§ **Problem**: For each line below that holds the word "value", make a copy.
Records for processing: Begin
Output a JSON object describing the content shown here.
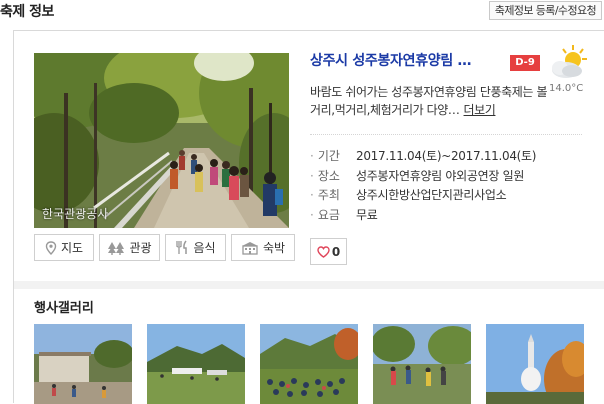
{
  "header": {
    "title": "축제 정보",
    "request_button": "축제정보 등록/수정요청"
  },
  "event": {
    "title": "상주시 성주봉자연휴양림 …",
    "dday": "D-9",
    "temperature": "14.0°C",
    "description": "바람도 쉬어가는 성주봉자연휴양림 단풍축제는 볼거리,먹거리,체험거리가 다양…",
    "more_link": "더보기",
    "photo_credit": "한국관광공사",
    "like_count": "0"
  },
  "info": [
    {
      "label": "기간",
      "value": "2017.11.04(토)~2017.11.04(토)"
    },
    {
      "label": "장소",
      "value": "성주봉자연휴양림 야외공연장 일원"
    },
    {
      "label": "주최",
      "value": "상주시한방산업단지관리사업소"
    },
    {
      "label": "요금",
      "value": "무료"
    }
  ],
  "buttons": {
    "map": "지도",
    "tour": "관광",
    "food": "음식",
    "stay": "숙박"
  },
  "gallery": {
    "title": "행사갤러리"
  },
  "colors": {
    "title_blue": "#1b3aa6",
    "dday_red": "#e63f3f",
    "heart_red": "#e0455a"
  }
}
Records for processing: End
§ **Your response**:
      "value": "2017.11.04(토)~2017.11.04(토)"
      "value": "성주봉자연휴양림 야외공연장 일원"
      "value": "상주시한방산업단지관리사업소"
      "value": "무료"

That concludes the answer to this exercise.